Graduation Year


Document Type




Degree Name

Doctor of Philosophy (Ph.D.)

Degree Granting Department


Major Professor

Randy W. Larsen, Ph.D.

Committee Member

James Leahy, Ph.D.

Committee Member

Henry Woodcock, Ph.D.

Committee Member

Rudiger Schlaf, Ph.D.

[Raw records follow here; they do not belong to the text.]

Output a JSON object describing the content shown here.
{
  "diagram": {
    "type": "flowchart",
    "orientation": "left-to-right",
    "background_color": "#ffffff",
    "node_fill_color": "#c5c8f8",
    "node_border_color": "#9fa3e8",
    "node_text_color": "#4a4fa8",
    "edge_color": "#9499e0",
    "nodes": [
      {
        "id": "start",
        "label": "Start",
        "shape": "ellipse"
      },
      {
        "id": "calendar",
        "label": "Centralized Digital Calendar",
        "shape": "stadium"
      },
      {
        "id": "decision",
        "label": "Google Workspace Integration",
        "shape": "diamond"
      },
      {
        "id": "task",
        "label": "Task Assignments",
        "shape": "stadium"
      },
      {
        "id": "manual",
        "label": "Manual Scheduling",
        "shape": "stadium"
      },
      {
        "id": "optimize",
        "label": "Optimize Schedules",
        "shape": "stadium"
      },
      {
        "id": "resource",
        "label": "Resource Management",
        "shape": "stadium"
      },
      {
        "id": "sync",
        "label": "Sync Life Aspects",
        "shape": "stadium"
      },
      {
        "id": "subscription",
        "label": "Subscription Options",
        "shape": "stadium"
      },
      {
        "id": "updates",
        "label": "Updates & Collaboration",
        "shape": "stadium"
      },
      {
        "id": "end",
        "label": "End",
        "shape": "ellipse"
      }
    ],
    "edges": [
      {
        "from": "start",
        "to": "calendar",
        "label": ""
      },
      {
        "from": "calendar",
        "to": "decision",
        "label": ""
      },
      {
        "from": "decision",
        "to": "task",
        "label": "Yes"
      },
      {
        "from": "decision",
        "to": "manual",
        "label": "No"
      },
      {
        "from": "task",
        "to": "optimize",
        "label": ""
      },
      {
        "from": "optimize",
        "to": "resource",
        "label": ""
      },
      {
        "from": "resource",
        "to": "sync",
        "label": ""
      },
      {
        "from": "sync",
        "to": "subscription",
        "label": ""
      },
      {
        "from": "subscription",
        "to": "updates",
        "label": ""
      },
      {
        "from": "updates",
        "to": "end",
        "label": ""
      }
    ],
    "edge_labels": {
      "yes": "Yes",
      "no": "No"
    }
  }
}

Harvesting sunlight as a clean and renewable energy source has long been a goal of the scientific community. One potential route for developing artificial light harvesters is using a bioinspired approach which utilizes the critical features found in these natural systems. Such features include a way in which to capture a broad range of the solar spectrum, fixed distance and orientation of redox pairs to facilitate efficient directional transfer of electrons, transfer of electrons to a terminal acceptor, and recovery of the systems for repeated use. Metal organic frameworks (MOFs) are attractive candidates for developing light harvesting systems due their ability to effectively encapsulate a variety of photoactive catalysts including transition metal polyimines and metalloporphyrins. Of particular interest is the MOFs ability to modulate guest photophysics particularly those of Ru2+ polyimines. It has now been demonstrated that for certain MOFs the lifetime of the triplet metal to ligand charge transfer excited state (3MLCT) for Ru polyimines encapsulated in a MOF was nearly double or triple that of the complexes lifetime in solution. Extending the lifetimes of the chromophores directly increases their efficiency for artificial photosynthesis by minimizing the energy loss through nonradiative mechanisms. In the process of developing light harvesting systems, ruthenium tris(2,2’-bipyridine) (RuBpy) also demonstrated an ability to template new MOF topologies when introduced during the synthetic of previously reported materials. This discovery led to a series of RuBpy templated MOFs, the RWLC series, which exhibit biphasic emission decays consistent which two populations of RuBpy. The photophysics of the long-lived population are consistent with RuBpy encapsulated within a restrictive environment which inhibits access to a rapidly decaying triplet ligand field (3LF) state. Controlling the population of the 3LF state could provide one potential avenue for tuning the excited state lifetimes in order to increase the efficiency of MOF based light harvesting systems. To that end, the photophysics of the RuBpy guest were further tuned by modifying the coordinated ligands. In addition, the preliminary results reported herein demonstrates the potential of select Ru@MOFs in light harvesting application such a singlet oxygen generation or photoinduced electron transfer (PET). Overall, the results presented here establish a foundation on which future developments in MOF-based photocatalysts can be applied to light harvesting applications.